SAN JOSE, Calif. - Last week, Intel Corp. and Micron Technology Inc. took the process technology lead in the NAND flash market by rolling out a 20-nm process.
This week, Intel and Micron lost the lead. SanDisk Corp. and Toshiba Corp. have regained the lead, claiming that they have fabricated NAND flash memories with 19-nm process technology. The two companies have a joint manufacturing venture in Japan.
This was seen as a major surprise. SanDisk and Toshiba were expected to announce a 1x-nm-class NAND device, but not until year's end, observers said. So, in other words, Intel and Micron held the NAND process lead for a mere seven days.
''Note that the (SanDisk-Toshiba duo) are not yet sampling the 19-nm part,'' said Jim Handy, an analyst with Objective-Analysis. ''Intel and Micron were already sampling their 20-nm part when it was introduced.''
''The timeline seems similar to IM Flash. I estimate the memory cell size to be approximately 10 percent smaller than IMFT’s,'' said Gregory Wong, an analyst with Forward Insights, referring to the joint NAND venture between Intel and Micron.
This latest technology from the SanDisk-Toshiba duo has already been applied to 2-bit-per-cell, 64-gigabit chips. This enables 8-GB on a single chip. Toshiba and SanDisk will also add 3-bit-per-cell products fabricated with the 19-nm process technology to its product line-up.
The 19-nm process will be ramped up within Fab 4-not Fab 5-at its Yokkaichi Operations in Japan, according to Toshiba. Yokkaichi Operations currently has four NAND flash memory fabs. Toshiba and SanDisk have been ramping production in Fab 4-a 300-mm plant.
Last year, Japan's Toshiba started the construction of a new NAND flash memory fab, dubbed Fab 5, also a 300-mm plant. Construction work is scheduled for completion in the spring of 2011.
Toshiba said samples of 2-bit-per-cell, 64-Gbit line will be available at the end of this month, with mass production scheduled for the third quarter of the year.
Application of the 19-nm generation process technology will further shrink chip size, allowing Toshiba to assemble 16 64-Gbit NAND flash memory chips in one package and to deliver 128-GB devices for smartphones and tablet PCs. The 19-nm process products are also equipped with Toggle DDR2.0, which enhances data transfer speed.

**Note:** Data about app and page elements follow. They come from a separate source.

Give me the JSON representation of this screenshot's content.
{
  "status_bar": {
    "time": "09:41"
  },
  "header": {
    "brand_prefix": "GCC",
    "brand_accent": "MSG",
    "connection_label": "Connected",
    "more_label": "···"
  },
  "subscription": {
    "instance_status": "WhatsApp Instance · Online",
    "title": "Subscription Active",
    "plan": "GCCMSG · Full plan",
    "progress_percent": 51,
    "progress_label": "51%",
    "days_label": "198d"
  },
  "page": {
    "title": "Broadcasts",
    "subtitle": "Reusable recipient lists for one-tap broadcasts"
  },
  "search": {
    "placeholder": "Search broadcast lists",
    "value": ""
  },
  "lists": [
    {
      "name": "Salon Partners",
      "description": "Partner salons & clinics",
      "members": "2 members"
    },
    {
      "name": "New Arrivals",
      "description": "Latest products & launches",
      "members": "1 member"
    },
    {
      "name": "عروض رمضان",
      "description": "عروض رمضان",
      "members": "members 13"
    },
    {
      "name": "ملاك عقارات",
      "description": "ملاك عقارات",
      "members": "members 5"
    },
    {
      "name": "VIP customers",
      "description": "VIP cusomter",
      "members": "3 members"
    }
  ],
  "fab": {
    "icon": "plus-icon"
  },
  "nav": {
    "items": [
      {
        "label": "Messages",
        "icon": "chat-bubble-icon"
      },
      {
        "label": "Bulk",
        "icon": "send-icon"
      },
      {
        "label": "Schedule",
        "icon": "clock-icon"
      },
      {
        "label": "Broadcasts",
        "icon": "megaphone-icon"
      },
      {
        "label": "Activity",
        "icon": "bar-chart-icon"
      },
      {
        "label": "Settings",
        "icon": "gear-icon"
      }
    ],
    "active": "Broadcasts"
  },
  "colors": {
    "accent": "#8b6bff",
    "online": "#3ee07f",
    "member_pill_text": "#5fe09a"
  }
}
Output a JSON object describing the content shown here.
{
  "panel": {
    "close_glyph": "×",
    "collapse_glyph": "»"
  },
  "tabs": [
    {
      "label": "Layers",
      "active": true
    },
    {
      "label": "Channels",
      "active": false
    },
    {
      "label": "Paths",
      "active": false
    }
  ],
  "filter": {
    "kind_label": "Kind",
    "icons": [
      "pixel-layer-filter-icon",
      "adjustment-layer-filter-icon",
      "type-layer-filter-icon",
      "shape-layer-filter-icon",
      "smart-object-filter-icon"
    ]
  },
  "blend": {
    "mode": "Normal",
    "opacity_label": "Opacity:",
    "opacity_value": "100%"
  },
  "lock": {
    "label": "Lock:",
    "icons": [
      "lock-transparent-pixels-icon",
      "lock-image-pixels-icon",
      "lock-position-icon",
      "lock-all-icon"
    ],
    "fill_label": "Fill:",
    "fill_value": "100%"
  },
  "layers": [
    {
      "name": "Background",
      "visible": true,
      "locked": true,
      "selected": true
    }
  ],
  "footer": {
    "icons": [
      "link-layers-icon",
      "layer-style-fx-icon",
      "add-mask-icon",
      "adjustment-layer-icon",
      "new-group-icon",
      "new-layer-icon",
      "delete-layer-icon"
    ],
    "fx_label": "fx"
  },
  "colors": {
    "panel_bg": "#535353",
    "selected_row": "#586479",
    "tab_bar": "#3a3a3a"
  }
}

For its part, SanDisk will sample its 19-nm, 64-Gbit X2 device this quarter and expects to begin high-volume production in the second half of 2011. At that time, SanDisk will also add 3-bits-per-cell products fabricated with the 19-nm process technology to its product line-up.
SanDisk’s so-called All-Bit-Line (ABL) architecture with proprietary programming algorithms and multi-level data storage management schemes help yield multi-level cell (MLC) NAND flash memory chips that do not sacrifice performance or reliability.
In a statement, Yoram Cedar, executive vice president and chief technology officer of SanDisk, said: “Products based on this technology are designed to enable new applications, form factors and consumer experience that will continue to drive the flash industry to new heights.”
For some time, the duo of Toshiba and SanDisk were the process technology leaders in the market. The two companies are ramping up a 24-nm NAND line. Hynix Semiconductor Inc. and Samsung Electronics Co. Ltd. are also separately ramping up 2x-nm-class devices.
Then, last week, Intel and Micron grabbed the lead. The companies introduced a new 20-nm process technology for manufacturing NAND flash memory. Manufactured by IM Flash Technologies LLC (IMFT), Intel and Micron’s NAND flash joint venture, the new 20-nm process produces an 8-gigabyte (GB) multi-level cell (MLC) NAND flash device. The device had been expected.
Now, SanDisk and Toshiba trumped the Intel-Micron duo. “We are excited to introduce the world’s smallest and lowest-cost NAND flash chips based on industry-leading 19-nm process technology in our ongoing collaboration with our manufacturing partner Toshiba,” said Cedar.
On the down side, however, Toshiba has told customers it will have to halve its output of NAND flash memory ICs in May and June because of a shortage of blank wafers and other materials, according to a Digitimes report that referenced unnamed industry sources.